- Course accreditation and opportunities for continuous professional development (CPD) aligned to the UKPSF that transcends organisational boundaries.
- Providing evidence-based frameworks for curriculum enhancement to improve student success in such critical areas as employability, retention and attainment, and assessment and feedback.
- Supporting disciplines by sharing best practice from across the globe through peer networks.
- Developing and providing the evidence to support improvements in the student learning experience via detailed surveys, including the HEA Postgraduate Taught Experience Survey (PTES), the HEA Postgraduate Research Experience Survey (PRES) and the United Kingdom Engagement Survey (UKES).
- Influencing national policy in collaboration with the sector, including, for example, our work on the student academic experience, Teaching Excellence Framework and professional standards more broadly.
The combination of the guiding principles and reaffirmed value of the HEA services highlighted in the consultation has led us to develop the new subscription package.
Options to reflect different institutional needs
Institutions can now choose from three subscription packages, each of which offers different benefits.

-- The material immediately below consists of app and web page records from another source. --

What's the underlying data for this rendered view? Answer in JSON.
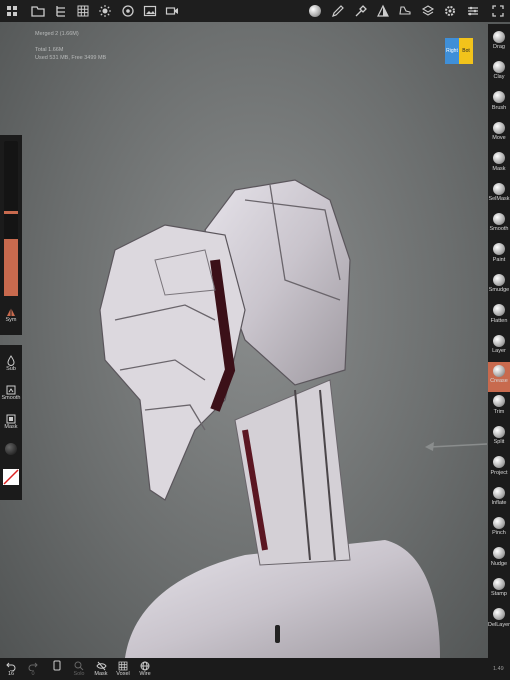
{
  "info": {
    "mesh_name": "Merged 2 (1.66M)",
    "total": "Total 1.66M",
    "memory": "Used 531 MB, Free 3499 MB"
  },
  "view_cube": {
    "left_label": "Right",
    "right_label": "Bot"
  },
  "tools": [
    {
      "label": "Drag"
    },
    {
      "label": "Clay"
    },
    {
      "label": "Brush"
    },
    {
      "label": "Move"
    },
    {
      "label": "Mask"
    },
    {
      "label": "SelMask"
    },
    {
      "label": "Smooth"
    },
    {
      "label": "Paint"
    },
    {
      "label": "Smudge"
    },
    {
      "label": "Flatten"
    },
    {
      "label": "Layer"
    },
    {
      "label": "Crease"
    },
    {
      "label": "Trim"
    },
    {
      "label": "Split"
    },
    {
      "label": "Project"
    },
    {
      "label": "Inflate"
    },
    {
      "label": "Pinch"
    },
    {
      "label": "Nudge"
    },
    {
      "label": "Stamp"
    },
    {
      "label": "DelLayer"
    }
  ],
  "active_tool": "Crease",
  "left": {
    "sym_label": "Sym",
    "sub_label": "Sub",
    "smooth_label": "Smooth",
    "mask_label": "Mask"
  },
  "bottom": {
    "undo_count": "16",
    "redo_count": "0",
    "solo_label": "Solo",
    "mask_label": "Mask",
    "voxel_label": "Voxel",
    "wire_label": "Wire",
    "version": "1.49"
  },
  "colors": {
    "accent": "#c86a4e",
    "panel": "#1b1b1b",
    "view_right": "#3f8fd8",
    "view_bot": "#f2c31b"
  }
}
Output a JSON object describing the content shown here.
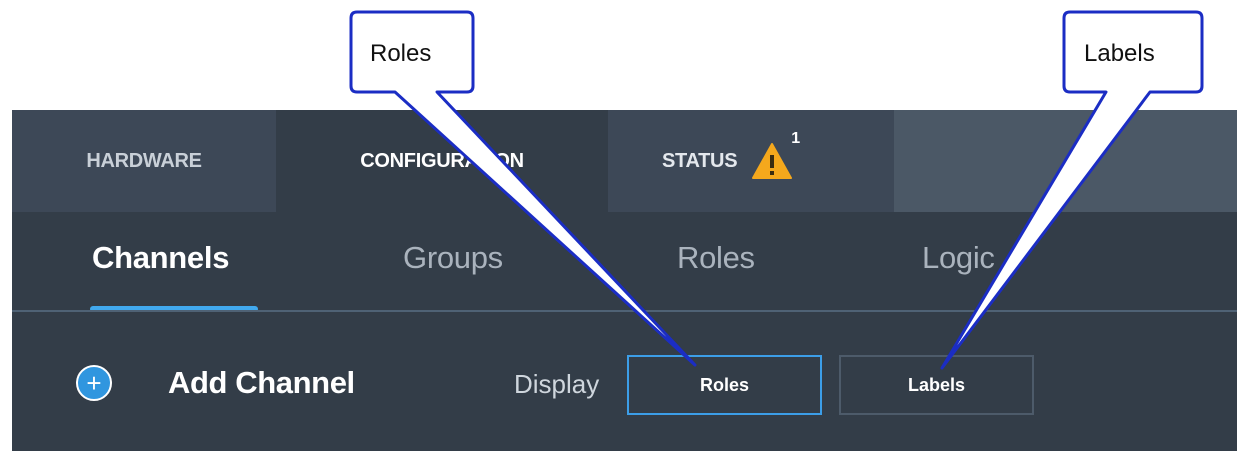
{
  "top_tabs": [
    {
      "label": "HARDWARE"
    },
    {
      "label": "CONFIGURATION"
    },
    {
      "label": "STATUS",
      "warning_count": "1"
    }
  ],
  "sub_tabs": [
    {
      "label": "Channels",
      "active": true
    },
    {
      "label": "Groups"
    },
    {
      "label": "Roles"
    },
    {
      "label": "Logic"
    }
  ],
  "toolbar": {
    "add_label": "Add Channel",
    "display_label": "Display",
    "roles_button": "Roles",
    "labels_button": "Labels"
  },
  "callouts": [
    {
      "text": "Roles"
    },
    {
      "text": "Labels"
    }
  ],
  "colors": {
    "accent": "#41a9ee",
    "warning": "#f5a81c",
    "panel": "#333d48"
  }
}
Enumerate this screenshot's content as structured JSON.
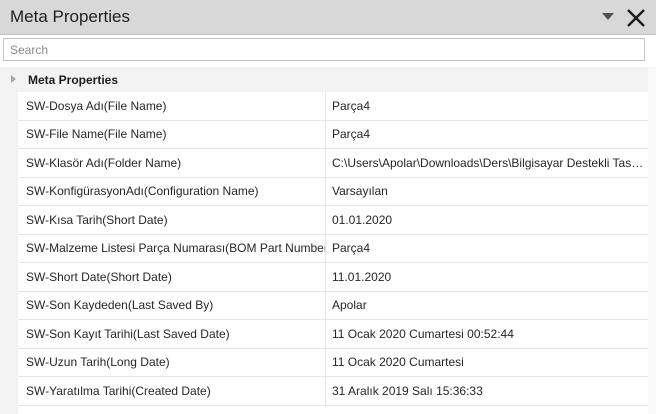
{
  "panel": {
    "title": "Meta Properties"
  },
  "search": {
    "placeholder": "Search",
    "value": ""
  },
  "category": {
    "label": "Meta Properties"
  },
  "properties": [
    {
      "name": "SW-Dosya Adı(File Name)",
      "value": "Parça4"
    },
    {
      "name": "SW-File Name(File Name)",
      "value": "Parça4"
    },
    {
      "name": "SW-Klasör Adı(Folder Name)",
      "value": "C:\\Users\\Apolar\\Downloads\\Ders\\Bilgisayar Destekli Tasar..."
    },
    {
      "name": "SW-KonfigürasyonAdı(Configuration Name)",
      "value": "Varsayılan"
    },
    {
      "name": "SW-Kısa Tarih(Short Date)",
      "value": "01.01.2020"
    },
    {
      "name": "SW-Malzeme Listesi Parça Numarası(BOM Part Number)",
      "value": "Parça4"
    },
    {
      "name": "SW-Short Date(Short Date)",
      "value": "11.01.2020"
    },
    {
      "name": "SW-Son Kaydeden(Last Saved By)",
      "value": "Apolar"
    },
    {
      "name": "SW-Son Kayıt Tarihi(Last Saved Date)",
      "value": "11 Ocak 2020 Cumartesi 00:52:44"
    },
    {
      "name": "SW-Uzun Tarih(Long Date)",
      "value": "11 Ocak 2020 Cumartesi"
    },
    {
      "name": "SW-Yaratılma Tarihi(Created Date)",
      "value": "31 Aralık 2019 Salı 15:36:33"
    }
  ],
  "icons": {
    "dropdown": "chevron-down-icon",
    "close": "close-icon",
    "expander": "triangle-expander-icon"
  }
}
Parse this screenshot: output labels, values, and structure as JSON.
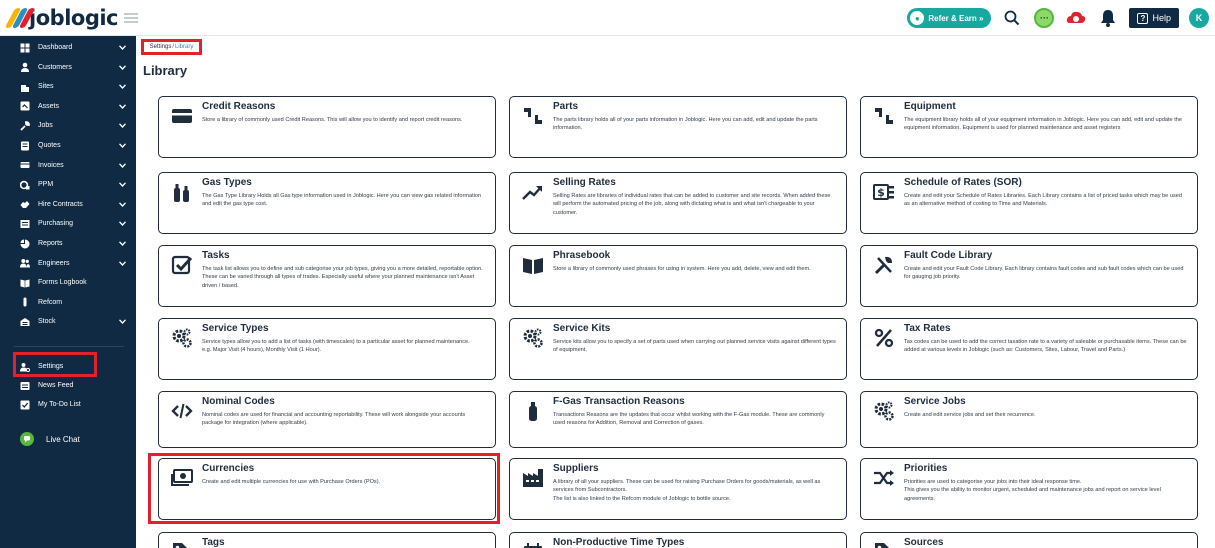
{
  "header": {
    "logo_text": "joblogic",
    "refer_label": "Refer & Earn »",
    "help_label": "Help",
    "avatar_initial": "K",
    "colors": {
      "accent": "#17a9a0",
      "navy": "#102a43",
      "highlight": "#e3202e"
    }
  },
  "sidebar": {
    "items": [
      {
        "label": "Dashboard",
        "icon": "dashboard-icon",
        "has_chevron": true
      },
      {
        "label": "Customers",
        "icon": "user-icon",
        "has_chevron": true
      },
      {
        "label": "Sites",
        "icon": "building-icon",
        "has_chevron": true
      },
      {
        "label": "Assets",
        "icon": "asset-icon",
        "has_chevron": true
      },
      {
        "label": "Jobs",
        "icon": "wrench-icon",
        "has_chevron": true
      },
      {
        "label": "Quotes",
        "icon": "quote-icon",
        "has_chevron": true
      },
      {
        "label": "Invoices",
        "icon": "invoice-icon",
        "has_chevron": true
      },
      {
        "label": "PPM",
        "icon": "ppm-icon",
        "has_chevron": true
      },
      {
        "label": "Hire Contracts",
        "icon": "contract-icon",
        "has_chevron": true
      },
      {
        "label": "Purchasing",
        "icon": "purchasing-icon",
        "has_chevron": true
      },
      {
        "label": "Reports",
        "icon": "reports-icon",
        "has_chevron": true
      },
      {
        "label": "Engineers",
        "icon": "engineers-icon",
        "has_chevron": true
      },
      {
        "label": "Forms Logbook",
        "icon": "logbook-icon",
        "has_chevron": false
      },
      {
        "label": "Refcom",
        "icon": "refcom-icon",
        "has_chevron": false
      },
      {
        "label": "Stock",
        "icon": "stock-icon",
        "has_chevron": true
      }
    ],
    "bottom_items": [
      {
        "label": "Settings",
        "icon": "settings-icon"
      },
      {
        "label": "News Feed",
        "icon": "newsfeed-icon"
      },
      {
        "label": "My To-Do List",
        "icon": "todo-icon"
      }
    ],
    "live_chat_label": "Live Chat"
  },
  "main": {
    "breadcrumb": {
      "settings": "Settings",
      "separator": "/",
      "library": "Library"
    },
    "title": "Library",
    "cards": [
      {
        "title": "Credit Reasons",
        "icon": "credit-card-icon",
        "description": "Store a library of commonly used Credit Reasons. This will allow you to identify and report credit reasons."
      },
      {
        "title": "Parts",
        "icon": "parts-icon",
        "description": "The parts library holds all of your parts information in Joblogic. Here you can add, edit and update the parts information."
      },
      {
        "title": "Equipment",
        "icon": "equipment-icon",
        "description": "The equipment library holds all of your equipment information in Joblogic. Here you can add, edit and update the equipment information. Equipment is used for planned maintenance and asset registers"
      },
      {
        "title": "Gas Types",
        "icon": "gas-cylinder-icon",
        "description": "The Gas Type Library Holds all Gas type information used in Joblogic. Here you can view gas related information and edit the gas type cost."
      },
      {
        "title": "Selling Rates",
        "icon": "trend-up-icon",
        "description": "Selling Rates are libraries of individual rates that can be added to customer and site records. When added these will perform the automated pricing of the job, along with dictating what is and what isn't chargeable to your customer."
      },
      {
        "title": "Schedule of Rates (SOR)",
        "icon": "money-list-icon",
        "description": "Create and edit your Schedule of Rates Libraries. Each Library contains a list of priced tasks which may be used as an alternative method of costing to Time and Materials."
      },
      {
        "title": "Tasks",
        "icon": "checkbox-icon",
        "description": "The task list allows you to define and sub categorise your job types, giving you a more detailed, reportable option. These can be varied through all types of trades. Especially useful where your planned maintenance isn't Asset driven / based."
      },
      {
        "title": "Phrasebook",
        "icon": "book-icon",
        "description": "Store a library of commonly used phrases for using in system. Here you add, delete, view and edit them."
      },
      {
        "title": "Fault Code Library",
        "icon": "tools-icon",
        "description": "Create and edit your Fault Code Library. Each library contains fault codes and sub fault codes which can be used for gauging job priority."
      },
      {
        "title": "Service Types",
        "icon": "gears-icon",
        "description": "Service types allow you to add a list of tasks (with timescales) to a particular asset for planned maintenance.\ne.g. Major Visit (4 hours), Monthly Visit (1 Hour)."
      },
      {
        "title": "Service Kits",
        "icon": "gears-icon",
        "description": "Service kits allow you to specify a set of parts used when carrying out planned service visits against different types of equipment."
      },
      {
        "title": "Tax Rates",
        "icon": "percent-icon",
        "description": "Tax codes can be used to add the correct taxation rate to a variety of saleable or purchasable items. These can be added at various levels in Joblogic (such as: Customers, Sites, Labour, Travel and Parts.)"
      },
      {
        "title": "Nominal Codes",
        "icon": "code-icon",
        "description": "Nominal codes are used for financial and accounting reportability. These will work alongside your accounts package for integration (where applicable)."
      },
      {
        "title": "F-Gas Transaction Reasons",
        "icon": "fgas-cylinder-icon",
        "description": "Transactions Reasons are the updates that occur whilst working with the F-Gas module. These are commonly used reasons for Addition, Removal and Correction of gases."
      },
      {
        "title": "Service Jobs",
        "icon": "gears-icon",
        "description": "Create and edit service jobs and set their recurrence."
      },
      {
        "title": "Currencies",
        "icon": "money-bill-icon",
        "description": "Create and edit multiple currencies for use with Purchase Orders (POs)."
      },
      {
        "title": "Suppliers",
        "icon": "industry-icon",
        "description": "A library of all your suppliers. These can be used for raising Purchase Orders for goods/materials, as well as services from Subcontractors.\nThe list is also linked to the Refcom module of Joblogic to bottle source."
      },
      {
        "title": "Priorities",
        "icon": "shuffle-icon",
        "description": "Priorities are used to categorise your jobs into their ideal response time.\nThis gives you the ability to monitor urgent, scheduled and maintenance jobs and report on service level agreements."
      },
      {
        "title": "Tags",
        "icon": "tag-icon",
        "description": ""
      },
      {
        "title": "Non-Productive Time Types",
        "icon": "calendar-icon",
        "description": ""
      },
      {
        "title": "Sources",
        "icon": "tag-icon",
        "description": ""
      }
    ]
  }
}
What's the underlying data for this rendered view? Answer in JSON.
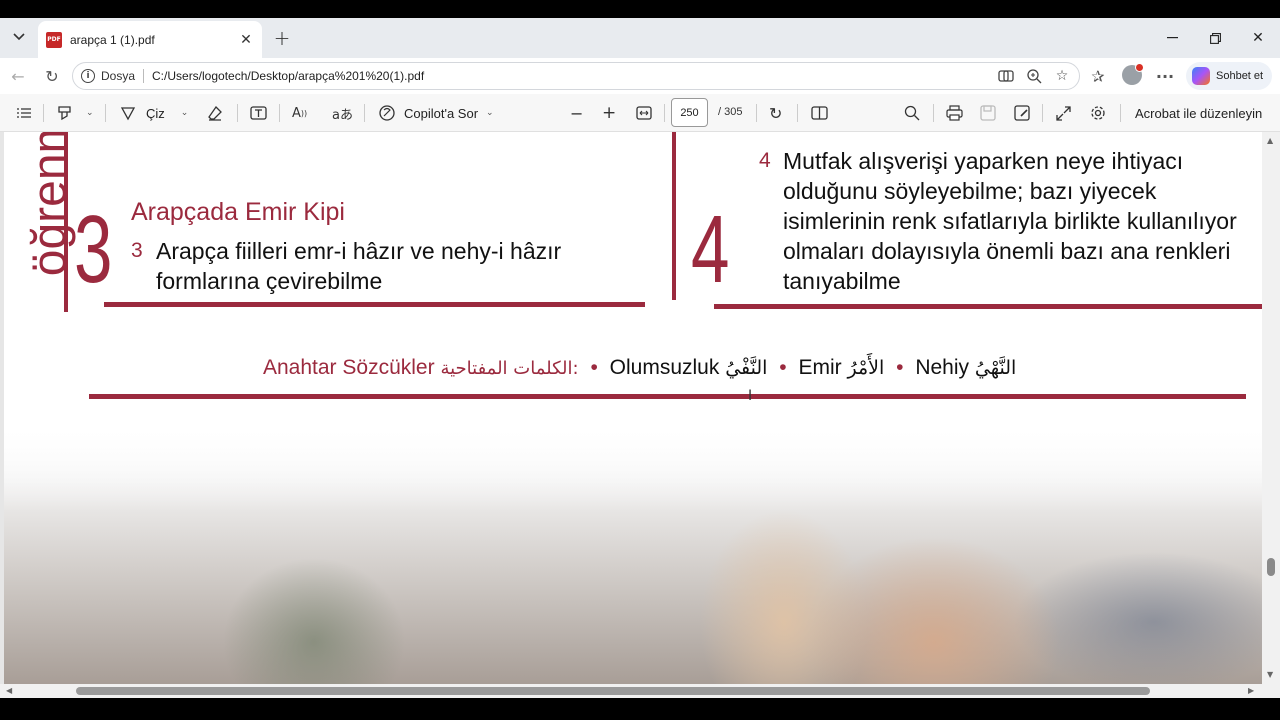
{
  "browser": {
    "tab_title": "arapça 1 (1).pdf",
    "url_scheme_label": "Dosya",
    "url": "C:/Users/logotech/Desktop/arapça%201%20(1).pdf",
    "copilot_label": "Sohbet et"
  },
  "pdf_toolbar": {
    "draw_label": "Çiz",
    "copilot_ask_label": "Copilot'a Sor",
    "page_current": "250",
    "page_total": "/ 305",
    "acrobat_edit_label": "Acrobat ile düzenleyin"
  },
  "page": {
    "vertical_heading": "öğrenm",
    "left_block": {
      "big_number": "3",
      "title": "Arapçada Emir Kipi",
      "item_number": "3",
      "item_text": "Arapça fiilleri emr-i hâzır ve nehy-i hâzır formlarına çevirebilme"
    },
    "right_block": {
      "big_number": "4",
      "item_number": "4",
      "item_text": "Mutfak alışverişi yaparken neye ihtiyacı olduğunu söyleyebilme; bazı yiyecek isimlerinin renk sıfatlarıyla birlikte kullanılıyor olmaları dolayısıyla önemli bazı ana renkleri tanıyabilme"
    },
    "keywords": {
      "label": "Anahtar Sözcükler",
      "label_arabic": "الكلمات المفتاحية:",
      "dot": "•",
      "items": [
        {
          "tr": "Olumsuzluk",
          "ar": "النَّفْيُ"
        },
        {
          "tr": "Emir",
          "ar": "الأَمْرُ"
        },
        {
          "tr": "Nehiy",
          "ar": "النَّهْيُ"
        }
      ]
    }
  },
  "colors": {
    "accent": "#9b2a3e",
    "tab_bar": "#e8ebef",
    "toolbar": "#f7f7f7"
  },
  "icons": [
    "tab-list-icon",
    "pdf-file-icon",
    "close-icon",
    "plus-icon",
    "minimize-icon",
    "restore-icon",
    "back-icon",
    "reload-icon",
    "info-icon",
    "immersive-reader-icon",
    "zoom-icon",
    "favorite-star-icon",
    "favorites-icon",
    "profile-avatar",
    "more-icon",
    "copilot-icon",
    "contents-icon",
    "highlight-icon",
    "draw-icon",
    "eraser-icon",
    "text-icon",
    "read-aloud-icon",
    "translate-icon",
    "zoom-out-icon",
    "zoom-in-icon",
    "fit-page-icon",
    "rotate-icon",
    "page-view-icon",
    "search-icon",
    "print-icon",
    "save-icon",
    "save-as-icon",
    "fullscreen-icon",
    "settings-icon"
  ]
}
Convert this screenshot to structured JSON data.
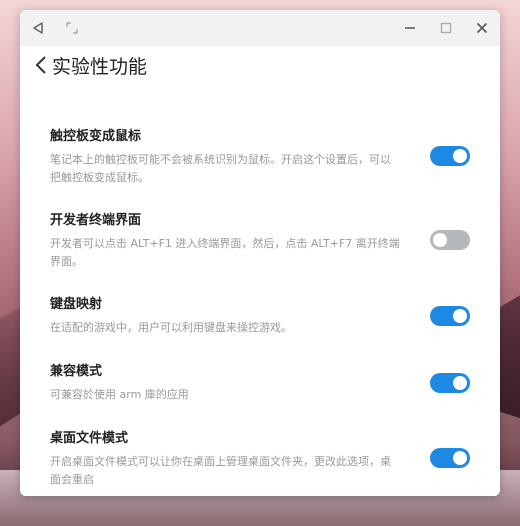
{
  "page": {
    "title": "实验性功能"
  },
  "settings": [
    {
      "title": "触控板变成鼠标",
      "description": "笔记本上的触控板可能不会被系统识别为鼠标。开启这个设置后，可以把触控板变成鼠标。",
      "enabled": true
    },
    {
      "title": "开发者终端界面",
      "description": "开发者可以点击 ALT+F1 进入终端界面，然后，点击 ALT+F7 离开终端界面。",
      "enabled": false
    },
    {
      "title": "键盘映射",
      "description": "在适配的游戏中，用户可以利用键盘来操控游戏。",
      "enabled": true
    },
    {
      "title": "兼容模式",
      "description": "可兼容於使用 arm 庫的应用",
      "enabled": true
    },
    {
      "title": "桌面文件模式",
      "description": "开启桌面文件模式可以让你在桌面上管理桌面文件夹，更改此选项，桌面会重启",
      "enabled": true
    }
  ],
  "icons": {
    "titlebar_left": [
      "back-triangle-icon",
      "expand-icon"
    ],
    "titlebar_right": [
      "minimize-icon",
      "maximize-icon",
      "close-icon"
    ],
    "header": "chevron-left-icon"
  },
  "colors": {
    "toggle_on": "#1e88e5",
    "toggle_off": "#b4b8bd"
  }
}
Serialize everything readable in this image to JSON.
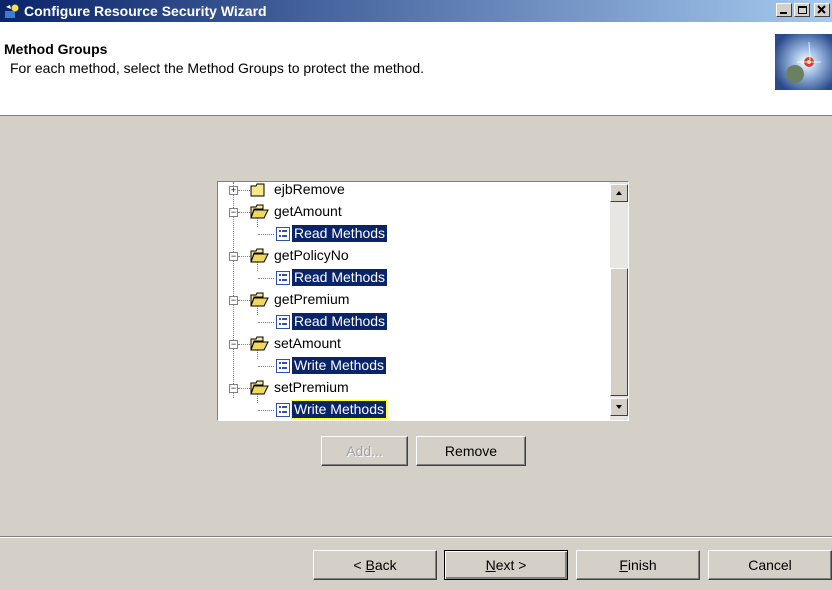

Institutions can complement their chosen option by purchasing additional HEA services as they need to support their enhancement goals.
Finally, we reiterate that there are no changes to HEA Fellowship and that we have halted the process leading to a prospective application for a Royal Charter. We recognise that Fellowship is a key part of learning and teaching strategies and this rapidly growing community of over 74,000 HEA Fellows is the bedrock of our communities of practice.
Choosing a subscription offer
The subscriptions packages are now with Vice-Chancellors for them to consider and make their choice.
With the letter to Vice-Chancellors, we have included a form which details the specific pricing for their institution. Individual institution prices reflect FTE student numbers but importantly include discounts and adjustments applied equally to all institutions.
The form enables institutions to indicate their preferred subscription package. HEA Partnership Managers are available to help with any questions from Vice-Chancellors. This includes a short window for any additional comment or feedback, closing on 18 May.
HEA subscription in the context of the Bell Review
In late February 2016, Universities UK established a new working group, chaired by Professor Sir David Bell, Vice-Chancellor, University of Reading, to examine the current higher education sector agency landscape and provide advice on how the work of the agencies can continue to support the sector effectively into the future.
The group aims to provide a full report, including findings and recommendations, in autumn 2016. We have responded to a request for initial input which you can read by clicking on the box below.
We welcome this review. Nevertheless, in order for you to be supported seamlessly into the new academic year from 1 August, we must continue with the current subscriptions renewal process.